[Records to use — start]

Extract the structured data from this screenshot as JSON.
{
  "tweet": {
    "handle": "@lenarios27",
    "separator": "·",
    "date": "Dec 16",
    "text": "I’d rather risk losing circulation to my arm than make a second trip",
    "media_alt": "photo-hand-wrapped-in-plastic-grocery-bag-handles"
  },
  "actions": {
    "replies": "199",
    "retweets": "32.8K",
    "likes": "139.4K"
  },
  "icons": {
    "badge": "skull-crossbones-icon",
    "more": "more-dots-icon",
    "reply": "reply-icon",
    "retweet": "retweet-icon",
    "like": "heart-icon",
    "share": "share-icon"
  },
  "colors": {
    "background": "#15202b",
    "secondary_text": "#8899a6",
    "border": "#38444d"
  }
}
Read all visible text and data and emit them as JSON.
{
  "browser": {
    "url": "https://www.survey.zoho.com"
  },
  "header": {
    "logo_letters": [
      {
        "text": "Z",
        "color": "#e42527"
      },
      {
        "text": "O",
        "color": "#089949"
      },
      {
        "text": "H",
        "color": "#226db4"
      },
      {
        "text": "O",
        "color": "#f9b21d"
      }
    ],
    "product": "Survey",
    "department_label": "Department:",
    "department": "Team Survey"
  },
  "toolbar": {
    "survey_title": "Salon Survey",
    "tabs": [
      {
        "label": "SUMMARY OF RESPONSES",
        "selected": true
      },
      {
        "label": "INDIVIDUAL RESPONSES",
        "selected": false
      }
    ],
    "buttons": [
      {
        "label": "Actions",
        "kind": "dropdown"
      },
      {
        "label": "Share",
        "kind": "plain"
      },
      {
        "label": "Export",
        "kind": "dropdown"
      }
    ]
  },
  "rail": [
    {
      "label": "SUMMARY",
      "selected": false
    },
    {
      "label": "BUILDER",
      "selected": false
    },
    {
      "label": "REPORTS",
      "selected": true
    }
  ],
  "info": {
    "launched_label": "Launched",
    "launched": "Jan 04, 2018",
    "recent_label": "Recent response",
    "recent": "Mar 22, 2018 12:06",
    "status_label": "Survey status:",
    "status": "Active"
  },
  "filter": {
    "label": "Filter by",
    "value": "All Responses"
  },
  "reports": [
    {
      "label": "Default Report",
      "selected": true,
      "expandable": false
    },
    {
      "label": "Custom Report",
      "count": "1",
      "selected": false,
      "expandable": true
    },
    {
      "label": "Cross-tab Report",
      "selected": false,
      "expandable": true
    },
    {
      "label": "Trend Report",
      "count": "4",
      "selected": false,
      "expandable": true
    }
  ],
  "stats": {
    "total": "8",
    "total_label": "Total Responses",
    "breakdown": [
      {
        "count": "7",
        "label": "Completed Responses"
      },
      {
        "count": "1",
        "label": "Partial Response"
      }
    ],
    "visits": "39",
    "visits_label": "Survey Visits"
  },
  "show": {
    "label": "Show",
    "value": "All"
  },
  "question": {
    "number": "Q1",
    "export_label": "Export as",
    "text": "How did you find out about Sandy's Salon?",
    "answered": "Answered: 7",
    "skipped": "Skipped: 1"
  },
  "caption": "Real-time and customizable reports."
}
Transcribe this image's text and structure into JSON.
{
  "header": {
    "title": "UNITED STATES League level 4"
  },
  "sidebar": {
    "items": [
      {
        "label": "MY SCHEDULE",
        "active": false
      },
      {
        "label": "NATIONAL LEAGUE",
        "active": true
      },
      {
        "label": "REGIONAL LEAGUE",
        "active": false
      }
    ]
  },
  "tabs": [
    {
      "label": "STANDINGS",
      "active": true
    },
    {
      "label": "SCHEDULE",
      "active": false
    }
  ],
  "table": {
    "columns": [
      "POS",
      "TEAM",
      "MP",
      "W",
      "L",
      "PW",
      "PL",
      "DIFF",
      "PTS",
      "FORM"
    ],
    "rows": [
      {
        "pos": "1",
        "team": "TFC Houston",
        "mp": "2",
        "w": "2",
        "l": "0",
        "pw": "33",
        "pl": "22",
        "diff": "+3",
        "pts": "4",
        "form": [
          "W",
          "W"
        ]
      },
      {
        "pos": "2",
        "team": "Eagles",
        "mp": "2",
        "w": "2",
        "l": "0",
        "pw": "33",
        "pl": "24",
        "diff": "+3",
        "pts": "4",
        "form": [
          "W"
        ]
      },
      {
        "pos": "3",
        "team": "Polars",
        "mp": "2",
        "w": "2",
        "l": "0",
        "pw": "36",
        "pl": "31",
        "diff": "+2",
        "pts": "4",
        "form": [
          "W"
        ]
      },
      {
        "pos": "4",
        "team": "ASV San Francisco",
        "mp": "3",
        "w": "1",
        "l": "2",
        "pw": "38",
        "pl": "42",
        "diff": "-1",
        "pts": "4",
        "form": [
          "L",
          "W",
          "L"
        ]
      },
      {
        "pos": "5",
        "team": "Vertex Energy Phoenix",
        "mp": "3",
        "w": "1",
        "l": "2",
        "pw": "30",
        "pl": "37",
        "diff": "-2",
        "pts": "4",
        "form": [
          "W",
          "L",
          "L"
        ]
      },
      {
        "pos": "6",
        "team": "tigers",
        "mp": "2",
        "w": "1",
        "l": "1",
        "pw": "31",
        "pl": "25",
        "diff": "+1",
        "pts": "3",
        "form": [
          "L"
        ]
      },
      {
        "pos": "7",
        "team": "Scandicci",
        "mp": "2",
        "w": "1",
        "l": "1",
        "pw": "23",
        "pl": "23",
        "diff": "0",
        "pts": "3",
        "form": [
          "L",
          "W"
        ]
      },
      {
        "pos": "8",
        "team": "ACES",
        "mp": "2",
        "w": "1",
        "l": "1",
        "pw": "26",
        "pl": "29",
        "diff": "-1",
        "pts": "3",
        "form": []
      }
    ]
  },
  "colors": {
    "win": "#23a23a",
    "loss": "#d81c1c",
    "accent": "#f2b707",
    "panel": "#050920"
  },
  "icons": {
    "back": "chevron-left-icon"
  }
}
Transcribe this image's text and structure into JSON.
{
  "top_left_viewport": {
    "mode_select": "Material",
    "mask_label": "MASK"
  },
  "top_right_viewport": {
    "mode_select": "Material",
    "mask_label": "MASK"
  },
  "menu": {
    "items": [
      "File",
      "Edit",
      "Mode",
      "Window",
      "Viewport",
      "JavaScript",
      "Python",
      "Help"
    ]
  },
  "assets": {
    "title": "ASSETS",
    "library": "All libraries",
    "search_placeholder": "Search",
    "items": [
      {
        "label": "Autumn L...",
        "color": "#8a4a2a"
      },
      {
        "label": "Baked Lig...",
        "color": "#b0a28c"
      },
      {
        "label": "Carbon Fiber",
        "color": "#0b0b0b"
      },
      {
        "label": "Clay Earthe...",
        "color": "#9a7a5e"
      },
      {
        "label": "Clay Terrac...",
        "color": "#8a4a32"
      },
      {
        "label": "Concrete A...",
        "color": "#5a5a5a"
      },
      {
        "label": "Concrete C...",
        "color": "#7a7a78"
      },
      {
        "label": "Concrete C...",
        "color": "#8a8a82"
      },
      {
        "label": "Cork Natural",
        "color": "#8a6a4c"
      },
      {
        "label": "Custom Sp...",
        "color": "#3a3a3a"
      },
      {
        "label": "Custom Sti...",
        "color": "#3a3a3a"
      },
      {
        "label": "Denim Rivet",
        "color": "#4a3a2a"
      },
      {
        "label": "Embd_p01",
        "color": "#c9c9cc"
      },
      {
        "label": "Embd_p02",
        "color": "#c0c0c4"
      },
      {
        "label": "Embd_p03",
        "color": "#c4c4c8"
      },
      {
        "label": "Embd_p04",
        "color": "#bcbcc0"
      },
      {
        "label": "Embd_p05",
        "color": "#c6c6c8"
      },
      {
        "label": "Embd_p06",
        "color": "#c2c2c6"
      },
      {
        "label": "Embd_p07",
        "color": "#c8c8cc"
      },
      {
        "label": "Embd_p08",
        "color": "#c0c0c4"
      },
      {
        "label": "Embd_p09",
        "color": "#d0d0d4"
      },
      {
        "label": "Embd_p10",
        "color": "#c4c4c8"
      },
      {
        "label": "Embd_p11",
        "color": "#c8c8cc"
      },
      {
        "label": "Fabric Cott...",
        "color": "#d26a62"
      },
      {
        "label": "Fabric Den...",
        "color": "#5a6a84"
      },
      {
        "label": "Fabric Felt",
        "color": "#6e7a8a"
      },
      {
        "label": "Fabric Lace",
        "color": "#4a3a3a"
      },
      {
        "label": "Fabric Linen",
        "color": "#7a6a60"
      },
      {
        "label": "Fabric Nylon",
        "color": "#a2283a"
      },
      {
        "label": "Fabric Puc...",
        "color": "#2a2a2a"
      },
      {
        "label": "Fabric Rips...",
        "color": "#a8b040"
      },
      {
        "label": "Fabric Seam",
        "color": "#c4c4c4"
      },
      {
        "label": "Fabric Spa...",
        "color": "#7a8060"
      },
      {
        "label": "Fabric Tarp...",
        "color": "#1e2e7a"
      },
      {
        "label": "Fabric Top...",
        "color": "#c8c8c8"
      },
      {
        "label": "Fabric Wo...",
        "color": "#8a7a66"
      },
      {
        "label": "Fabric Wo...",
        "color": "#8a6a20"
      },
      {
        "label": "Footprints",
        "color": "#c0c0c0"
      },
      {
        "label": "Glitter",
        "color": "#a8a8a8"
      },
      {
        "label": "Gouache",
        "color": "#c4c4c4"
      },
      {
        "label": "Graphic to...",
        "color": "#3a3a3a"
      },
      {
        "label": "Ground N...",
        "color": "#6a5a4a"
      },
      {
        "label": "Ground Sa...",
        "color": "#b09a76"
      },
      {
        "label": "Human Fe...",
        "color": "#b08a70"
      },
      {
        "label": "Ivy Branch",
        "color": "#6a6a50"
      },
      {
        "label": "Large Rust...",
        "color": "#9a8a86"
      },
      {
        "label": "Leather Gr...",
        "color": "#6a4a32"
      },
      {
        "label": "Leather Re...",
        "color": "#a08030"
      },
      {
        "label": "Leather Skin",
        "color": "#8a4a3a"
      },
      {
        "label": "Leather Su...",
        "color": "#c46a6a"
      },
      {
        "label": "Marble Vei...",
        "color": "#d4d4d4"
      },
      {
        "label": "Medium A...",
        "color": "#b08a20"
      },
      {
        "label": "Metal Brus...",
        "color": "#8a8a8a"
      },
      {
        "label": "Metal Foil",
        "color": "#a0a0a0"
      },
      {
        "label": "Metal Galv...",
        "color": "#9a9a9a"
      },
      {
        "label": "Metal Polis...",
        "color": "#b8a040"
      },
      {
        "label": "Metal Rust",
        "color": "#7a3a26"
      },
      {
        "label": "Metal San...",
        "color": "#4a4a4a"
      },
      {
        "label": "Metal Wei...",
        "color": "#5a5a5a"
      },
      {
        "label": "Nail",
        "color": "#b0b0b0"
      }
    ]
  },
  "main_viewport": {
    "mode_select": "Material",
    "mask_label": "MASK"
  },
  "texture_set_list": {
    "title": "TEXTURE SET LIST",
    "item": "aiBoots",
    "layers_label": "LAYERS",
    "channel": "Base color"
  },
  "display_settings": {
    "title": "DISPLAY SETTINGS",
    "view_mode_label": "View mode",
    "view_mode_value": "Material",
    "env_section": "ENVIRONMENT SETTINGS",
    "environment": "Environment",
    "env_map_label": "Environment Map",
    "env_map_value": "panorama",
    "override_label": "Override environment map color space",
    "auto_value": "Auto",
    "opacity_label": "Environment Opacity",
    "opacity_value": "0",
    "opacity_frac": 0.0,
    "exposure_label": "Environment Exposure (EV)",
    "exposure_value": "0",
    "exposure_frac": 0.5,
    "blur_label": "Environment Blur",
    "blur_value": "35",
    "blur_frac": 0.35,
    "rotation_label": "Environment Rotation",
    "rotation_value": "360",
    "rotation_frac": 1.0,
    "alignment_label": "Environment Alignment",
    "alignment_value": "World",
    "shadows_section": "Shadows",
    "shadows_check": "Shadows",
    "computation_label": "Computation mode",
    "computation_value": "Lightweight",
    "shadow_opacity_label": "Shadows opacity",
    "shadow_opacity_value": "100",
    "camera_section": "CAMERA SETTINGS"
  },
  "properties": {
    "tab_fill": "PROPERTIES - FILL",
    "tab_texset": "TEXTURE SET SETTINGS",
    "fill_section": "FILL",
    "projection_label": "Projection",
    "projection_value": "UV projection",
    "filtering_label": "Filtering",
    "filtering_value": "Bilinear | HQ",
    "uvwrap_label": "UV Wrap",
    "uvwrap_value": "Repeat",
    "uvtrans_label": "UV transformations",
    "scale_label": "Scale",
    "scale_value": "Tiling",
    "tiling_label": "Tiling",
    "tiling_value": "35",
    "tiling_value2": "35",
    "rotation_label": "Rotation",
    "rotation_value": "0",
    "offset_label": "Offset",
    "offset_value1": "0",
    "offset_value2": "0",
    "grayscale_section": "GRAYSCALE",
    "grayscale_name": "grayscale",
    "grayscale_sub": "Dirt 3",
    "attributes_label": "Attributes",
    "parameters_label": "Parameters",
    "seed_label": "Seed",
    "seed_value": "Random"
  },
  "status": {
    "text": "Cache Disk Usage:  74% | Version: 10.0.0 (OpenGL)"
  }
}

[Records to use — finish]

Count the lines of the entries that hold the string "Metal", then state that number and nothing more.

Answer to this exercise: 7